Students march to ‘Take Back the Night’

Students gathered to raise awareness and support those who have experienced sexual assault

Survivors+of+sexual+assault+and+domestic+violence+and+their+supporters+march+past+Bryan+Hall%2C+chanting+%22Silence+is+NOT+Consent%22+during+the+%22Take+Back+the+Night%22+march+on+Thursday+evening.

JORDAN MAXWELL | The Daily Evergreen

Survivors of sexual assault and domestic violence and their supporters march past Bryan Hall, chanting “Silence is NOT Consent” during the “Take Back the Night” march on Thursday evening.

BAILEY CAMPBELL, Evergreen reporter

Dozens marched the pathways of WSU to honor and acknowledge those who have experienced sexual harassment and assault during the Take Back the Night event Thursday evening.

Students gathered to speak and listen to emotional personal stories, and to offer support.

“Those who have experienced this can have their voices heard. They can know that they’re not alone,” said Whitney Nelson, president of the Black Women’s Caucus.

Those participating in the march shouted chants such as, “Silence is not consent,” and “Claim our bodies, claim our rights, take a stance, take back the night.”

Nelson said that just because people may not see sexual harassment and assaults occur, doesn’t mean it’s not happening.

“It’s a hush thing to talk about,” Nelson said.

Jackson Ferderer, president of Men for Social Change, encouraged men to call out other men when harassment occurs on any scale.

“The elephant in the room is that men do this,” he said. “This is their problem, they need to fix it.”

Stephan Geraud, a WSU student in the crowd, said there is evidence to show that women face sexual harassment and assault on a widespread scale.
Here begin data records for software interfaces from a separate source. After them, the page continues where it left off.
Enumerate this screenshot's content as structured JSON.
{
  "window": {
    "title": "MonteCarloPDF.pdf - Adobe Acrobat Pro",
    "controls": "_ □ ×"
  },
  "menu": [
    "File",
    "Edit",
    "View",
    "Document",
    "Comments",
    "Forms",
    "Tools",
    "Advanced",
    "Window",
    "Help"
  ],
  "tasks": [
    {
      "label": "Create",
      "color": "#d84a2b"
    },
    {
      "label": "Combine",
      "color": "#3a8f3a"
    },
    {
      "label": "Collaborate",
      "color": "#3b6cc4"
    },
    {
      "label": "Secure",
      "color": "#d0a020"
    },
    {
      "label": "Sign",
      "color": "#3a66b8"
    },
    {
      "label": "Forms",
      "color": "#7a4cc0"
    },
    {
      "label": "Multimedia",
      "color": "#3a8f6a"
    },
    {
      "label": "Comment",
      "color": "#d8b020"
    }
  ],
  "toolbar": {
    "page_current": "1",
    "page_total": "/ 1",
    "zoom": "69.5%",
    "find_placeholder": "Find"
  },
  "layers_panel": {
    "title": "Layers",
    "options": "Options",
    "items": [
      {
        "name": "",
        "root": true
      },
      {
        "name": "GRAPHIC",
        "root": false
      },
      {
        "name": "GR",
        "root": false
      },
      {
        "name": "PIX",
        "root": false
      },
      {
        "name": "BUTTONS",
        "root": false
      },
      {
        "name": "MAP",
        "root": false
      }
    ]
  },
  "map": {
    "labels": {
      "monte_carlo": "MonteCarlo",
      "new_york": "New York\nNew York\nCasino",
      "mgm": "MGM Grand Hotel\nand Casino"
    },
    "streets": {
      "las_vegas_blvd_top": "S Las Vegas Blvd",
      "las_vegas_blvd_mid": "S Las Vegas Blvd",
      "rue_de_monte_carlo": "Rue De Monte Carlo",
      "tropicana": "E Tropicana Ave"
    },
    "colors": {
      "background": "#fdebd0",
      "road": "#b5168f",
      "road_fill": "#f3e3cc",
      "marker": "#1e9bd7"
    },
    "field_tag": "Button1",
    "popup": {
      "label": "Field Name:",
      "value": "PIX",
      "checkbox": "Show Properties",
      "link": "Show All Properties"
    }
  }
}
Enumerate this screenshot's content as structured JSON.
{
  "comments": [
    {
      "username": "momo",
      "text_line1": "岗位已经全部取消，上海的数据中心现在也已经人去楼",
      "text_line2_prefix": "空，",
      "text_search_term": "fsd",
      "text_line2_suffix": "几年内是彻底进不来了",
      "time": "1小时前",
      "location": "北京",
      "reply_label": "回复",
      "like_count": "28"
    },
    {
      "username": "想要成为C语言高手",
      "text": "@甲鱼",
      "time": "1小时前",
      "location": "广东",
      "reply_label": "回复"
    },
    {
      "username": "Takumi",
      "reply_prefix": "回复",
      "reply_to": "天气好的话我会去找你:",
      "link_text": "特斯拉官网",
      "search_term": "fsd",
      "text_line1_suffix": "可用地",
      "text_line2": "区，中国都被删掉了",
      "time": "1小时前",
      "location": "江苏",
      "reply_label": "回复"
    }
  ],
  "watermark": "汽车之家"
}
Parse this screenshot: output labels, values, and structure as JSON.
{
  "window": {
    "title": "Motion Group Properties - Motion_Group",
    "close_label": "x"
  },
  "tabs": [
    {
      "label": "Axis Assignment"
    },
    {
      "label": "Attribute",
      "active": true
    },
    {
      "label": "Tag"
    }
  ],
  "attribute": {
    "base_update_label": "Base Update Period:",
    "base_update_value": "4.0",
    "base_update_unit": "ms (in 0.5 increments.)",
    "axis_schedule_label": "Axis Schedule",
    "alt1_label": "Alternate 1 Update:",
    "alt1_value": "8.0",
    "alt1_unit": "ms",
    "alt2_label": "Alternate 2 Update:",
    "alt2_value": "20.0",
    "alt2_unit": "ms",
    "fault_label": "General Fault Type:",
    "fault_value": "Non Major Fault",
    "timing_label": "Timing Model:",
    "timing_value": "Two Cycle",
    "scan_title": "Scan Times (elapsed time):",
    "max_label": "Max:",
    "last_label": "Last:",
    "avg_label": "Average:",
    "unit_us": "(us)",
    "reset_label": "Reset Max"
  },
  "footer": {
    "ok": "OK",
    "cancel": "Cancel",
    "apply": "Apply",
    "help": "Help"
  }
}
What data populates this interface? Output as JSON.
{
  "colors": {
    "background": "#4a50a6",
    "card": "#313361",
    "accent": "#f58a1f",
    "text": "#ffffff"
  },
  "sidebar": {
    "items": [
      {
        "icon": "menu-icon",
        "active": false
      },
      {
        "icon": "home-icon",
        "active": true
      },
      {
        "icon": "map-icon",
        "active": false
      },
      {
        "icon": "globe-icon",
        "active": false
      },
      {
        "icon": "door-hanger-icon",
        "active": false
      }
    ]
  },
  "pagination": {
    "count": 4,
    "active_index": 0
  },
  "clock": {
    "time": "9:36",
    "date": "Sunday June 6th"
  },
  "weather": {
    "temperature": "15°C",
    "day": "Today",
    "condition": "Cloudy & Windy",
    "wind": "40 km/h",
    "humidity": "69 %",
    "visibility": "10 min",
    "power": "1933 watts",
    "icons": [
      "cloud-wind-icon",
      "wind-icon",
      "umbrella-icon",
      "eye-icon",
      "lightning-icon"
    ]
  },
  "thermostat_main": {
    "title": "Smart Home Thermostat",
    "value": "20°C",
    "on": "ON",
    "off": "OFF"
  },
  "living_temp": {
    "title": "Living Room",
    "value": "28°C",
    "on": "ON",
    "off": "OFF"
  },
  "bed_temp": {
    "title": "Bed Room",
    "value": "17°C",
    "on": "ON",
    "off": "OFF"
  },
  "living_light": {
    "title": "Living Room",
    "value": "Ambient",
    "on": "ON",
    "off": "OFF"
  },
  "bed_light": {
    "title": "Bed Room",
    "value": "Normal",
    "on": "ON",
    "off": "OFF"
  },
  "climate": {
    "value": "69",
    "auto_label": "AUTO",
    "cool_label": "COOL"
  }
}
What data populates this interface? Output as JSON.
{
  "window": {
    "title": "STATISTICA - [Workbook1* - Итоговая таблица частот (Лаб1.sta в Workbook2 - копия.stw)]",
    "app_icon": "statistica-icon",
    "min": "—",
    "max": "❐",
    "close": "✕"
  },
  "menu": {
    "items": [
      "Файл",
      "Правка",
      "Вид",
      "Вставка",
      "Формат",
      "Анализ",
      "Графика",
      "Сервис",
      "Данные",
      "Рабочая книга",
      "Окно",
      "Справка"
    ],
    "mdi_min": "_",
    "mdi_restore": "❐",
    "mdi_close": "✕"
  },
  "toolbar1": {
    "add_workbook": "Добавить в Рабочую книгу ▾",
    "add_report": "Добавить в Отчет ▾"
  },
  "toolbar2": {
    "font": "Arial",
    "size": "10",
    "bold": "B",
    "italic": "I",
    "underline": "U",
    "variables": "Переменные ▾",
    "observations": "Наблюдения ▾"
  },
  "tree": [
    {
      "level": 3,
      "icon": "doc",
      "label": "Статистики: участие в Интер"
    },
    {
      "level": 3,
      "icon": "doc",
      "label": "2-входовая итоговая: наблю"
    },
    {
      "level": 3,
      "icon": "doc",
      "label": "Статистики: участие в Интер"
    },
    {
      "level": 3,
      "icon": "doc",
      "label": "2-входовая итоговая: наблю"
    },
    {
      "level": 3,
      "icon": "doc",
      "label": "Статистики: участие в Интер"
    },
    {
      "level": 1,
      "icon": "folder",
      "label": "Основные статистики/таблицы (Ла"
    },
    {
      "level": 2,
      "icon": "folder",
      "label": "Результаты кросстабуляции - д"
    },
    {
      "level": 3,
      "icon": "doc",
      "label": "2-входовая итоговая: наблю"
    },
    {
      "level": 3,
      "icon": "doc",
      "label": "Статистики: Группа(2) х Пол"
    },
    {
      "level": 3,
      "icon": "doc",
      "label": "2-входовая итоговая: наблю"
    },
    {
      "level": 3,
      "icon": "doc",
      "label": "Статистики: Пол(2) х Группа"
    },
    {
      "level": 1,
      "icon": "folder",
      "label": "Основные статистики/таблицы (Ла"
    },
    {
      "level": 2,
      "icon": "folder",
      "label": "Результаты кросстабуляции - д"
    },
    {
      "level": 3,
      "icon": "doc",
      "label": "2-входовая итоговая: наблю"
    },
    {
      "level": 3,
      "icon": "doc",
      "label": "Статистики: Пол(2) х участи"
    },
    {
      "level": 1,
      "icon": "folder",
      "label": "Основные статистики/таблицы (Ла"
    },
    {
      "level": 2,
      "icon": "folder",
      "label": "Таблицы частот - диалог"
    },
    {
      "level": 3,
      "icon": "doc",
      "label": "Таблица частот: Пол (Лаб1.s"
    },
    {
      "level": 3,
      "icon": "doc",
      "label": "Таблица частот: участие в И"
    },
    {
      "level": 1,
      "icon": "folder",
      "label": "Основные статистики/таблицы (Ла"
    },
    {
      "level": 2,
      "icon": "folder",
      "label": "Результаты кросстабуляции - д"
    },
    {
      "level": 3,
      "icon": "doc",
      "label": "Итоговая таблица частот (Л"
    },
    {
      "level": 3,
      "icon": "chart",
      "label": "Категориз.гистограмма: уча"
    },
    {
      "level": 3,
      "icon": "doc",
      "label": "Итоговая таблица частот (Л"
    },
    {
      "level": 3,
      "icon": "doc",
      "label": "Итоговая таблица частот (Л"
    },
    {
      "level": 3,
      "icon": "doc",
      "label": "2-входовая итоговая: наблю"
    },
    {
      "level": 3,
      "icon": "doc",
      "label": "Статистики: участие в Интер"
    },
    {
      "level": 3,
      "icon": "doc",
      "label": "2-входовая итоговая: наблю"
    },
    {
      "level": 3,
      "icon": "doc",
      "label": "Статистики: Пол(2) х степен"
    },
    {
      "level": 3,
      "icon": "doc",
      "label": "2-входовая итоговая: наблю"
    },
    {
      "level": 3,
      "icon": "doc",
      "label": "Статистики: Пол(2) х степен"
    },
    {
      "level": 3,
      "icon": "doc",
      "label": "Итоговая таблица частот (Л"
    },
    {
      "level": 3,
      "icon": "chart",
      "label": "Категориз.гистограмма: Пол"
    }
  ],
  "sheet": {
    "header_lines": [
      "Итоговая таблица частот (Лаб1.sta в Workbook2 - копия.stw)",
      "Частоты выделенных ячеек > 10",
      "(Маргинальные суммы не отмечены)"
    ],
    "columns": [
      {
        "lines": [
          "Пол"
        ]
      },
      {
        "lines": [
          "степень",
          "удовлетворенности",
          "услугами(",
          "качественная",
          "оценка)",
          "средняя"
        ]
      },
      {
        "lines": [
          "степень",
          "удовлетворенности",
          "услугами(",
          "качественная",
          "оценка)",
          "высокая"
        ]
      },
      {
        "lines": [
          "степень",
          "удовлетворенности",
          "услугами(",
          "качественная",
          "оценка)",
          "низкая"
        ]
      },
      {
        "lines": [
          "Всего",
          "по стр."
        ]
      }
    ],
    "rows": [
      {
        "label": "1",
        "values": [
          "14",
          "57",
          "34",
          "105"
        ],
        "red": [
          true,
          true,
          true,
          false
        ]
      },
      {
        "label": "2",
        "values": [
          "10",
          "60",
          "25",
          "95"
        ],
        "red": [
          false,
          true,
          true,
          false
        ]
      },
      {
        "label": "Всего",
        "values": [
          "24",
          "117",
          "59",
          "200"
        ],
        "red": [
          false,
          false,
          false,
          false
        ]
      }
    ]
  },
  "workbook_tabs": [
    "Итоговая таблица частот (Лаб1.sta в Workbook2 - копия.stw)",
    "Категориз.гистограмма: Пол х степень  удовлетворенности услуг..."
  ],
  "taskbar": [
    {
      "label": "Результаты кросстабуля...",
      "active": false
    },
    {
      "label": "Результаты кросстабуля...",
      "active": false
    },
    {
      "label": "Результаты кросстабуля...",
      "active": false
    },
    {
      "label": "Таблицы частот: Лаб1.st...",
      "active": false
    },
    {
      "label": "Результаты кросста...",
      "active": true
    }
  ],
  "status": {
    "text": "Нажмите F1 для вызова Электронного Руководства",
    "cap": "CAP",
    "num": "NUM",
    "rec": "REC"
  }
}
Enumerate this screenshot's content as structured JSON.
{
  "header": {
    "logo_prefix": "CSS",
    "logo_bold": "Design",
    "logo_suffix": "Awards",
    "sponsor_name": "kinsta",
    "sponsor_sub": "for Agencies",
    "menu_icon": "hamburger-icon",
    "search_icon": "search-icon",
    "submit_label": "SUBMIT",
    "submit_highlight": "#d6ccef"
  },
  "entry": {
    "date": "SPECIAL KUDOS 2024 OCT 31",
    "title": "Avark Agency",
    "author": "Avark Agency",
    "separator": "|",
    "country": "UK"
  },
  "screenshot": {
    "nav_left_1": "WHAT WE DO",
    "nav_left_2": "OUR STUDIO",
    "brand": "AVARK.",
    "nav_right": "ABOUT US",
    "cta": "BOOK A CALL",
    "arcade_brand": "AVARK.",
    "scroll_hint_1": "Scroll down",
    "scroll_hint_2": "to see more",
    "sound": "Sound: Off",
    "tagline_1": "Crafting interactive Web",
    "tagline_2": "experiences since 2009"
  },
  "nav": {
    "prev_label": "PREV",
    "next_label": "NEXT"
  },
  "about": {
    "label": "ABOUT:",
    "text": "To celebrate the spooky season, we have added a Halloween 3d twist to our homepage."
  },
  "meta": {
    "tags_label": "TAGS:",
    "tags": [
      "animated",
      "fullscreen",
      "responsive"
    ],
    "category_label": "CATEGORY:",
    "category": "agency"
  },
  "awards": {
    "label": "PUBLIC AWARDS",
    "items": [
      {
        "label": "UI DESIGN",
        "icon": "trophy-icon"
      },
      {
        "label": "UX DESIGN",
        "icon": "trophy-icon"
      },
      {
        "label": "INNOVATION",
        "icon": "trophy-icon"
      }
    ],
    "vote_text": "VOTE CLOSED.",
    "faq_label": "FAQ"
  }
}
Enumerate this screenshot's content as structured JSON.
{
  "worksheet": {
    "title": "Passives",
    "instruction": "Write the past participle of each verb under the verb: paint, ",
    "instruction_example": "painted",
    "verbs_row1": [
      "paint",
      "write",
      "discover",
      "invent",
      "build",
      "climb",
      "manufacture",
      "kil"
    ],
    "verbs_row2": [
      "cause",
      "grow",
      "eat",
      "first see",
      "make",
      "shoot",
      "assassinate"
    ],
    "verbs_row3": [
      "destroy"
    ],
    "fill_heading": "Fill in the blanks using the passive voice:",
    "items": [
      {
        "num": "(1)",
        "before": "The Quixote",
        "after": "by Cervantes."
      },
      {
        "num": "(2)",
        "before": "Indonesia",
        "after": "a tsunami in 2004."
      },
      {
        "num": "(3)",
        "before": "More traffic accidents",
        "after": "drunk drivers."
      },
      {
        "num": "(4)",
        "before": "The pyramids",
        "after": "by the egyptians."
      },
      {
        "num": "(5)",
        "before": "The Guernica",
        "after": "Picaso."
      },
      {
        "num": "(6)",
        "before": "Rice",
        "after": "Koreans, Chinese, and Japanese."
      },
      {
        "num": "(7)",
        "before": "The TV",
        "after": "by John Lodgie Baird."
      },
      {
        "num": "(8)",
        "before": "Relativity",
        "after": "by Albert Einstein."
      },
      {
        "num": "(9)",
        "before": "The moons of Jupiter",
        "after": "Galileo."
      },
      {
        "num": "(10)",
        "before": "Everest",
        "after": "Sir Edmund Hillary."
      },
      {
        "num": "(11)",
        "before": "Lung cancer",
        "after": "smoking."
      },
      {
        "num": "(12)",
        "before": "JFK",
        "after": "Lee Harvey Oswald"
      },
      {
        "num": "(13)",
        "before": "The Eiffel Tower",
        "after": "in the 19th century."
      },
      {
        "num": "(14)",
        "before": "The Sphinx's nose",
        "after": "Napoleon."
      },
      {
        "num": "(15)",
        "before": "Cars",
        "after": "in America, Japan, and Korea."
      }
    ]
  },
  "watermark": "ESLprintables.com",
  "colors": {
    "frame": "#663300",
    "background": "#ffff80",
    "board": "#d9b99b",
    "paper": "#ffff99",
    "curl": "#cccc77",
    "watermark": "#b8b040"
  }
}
He said the problem cannot be overcome at a grassroots levels.

“It’s irrefutable at this point,” Geraud said. “This issue needs to be institutionalized.”

Kiki Ortega, a member of MSC, said this march and the “Me Too” social media movement shine a light on what is usually a sensitive situation.

“The fact that it’s taboo to talk about is ridiculous,” she said.

Annika Krol, another member of MSC, said Men for Social Change educates men about hypermasculinity and their roles in social issues.

“Men need social groups to help them help women,” Krol said.

Several performers took the stage during the open mic segment of the event. One mentioned that there are options for those who feel the need to talk about anything.

“You are glorious,” she said, “and more outstanding than you could ever imagine.”

Editor’s note: This article has been updated to reflect that “claim our bodies, claim our rights,” was a chant at the march, not “blame our bodies, blame our rights.”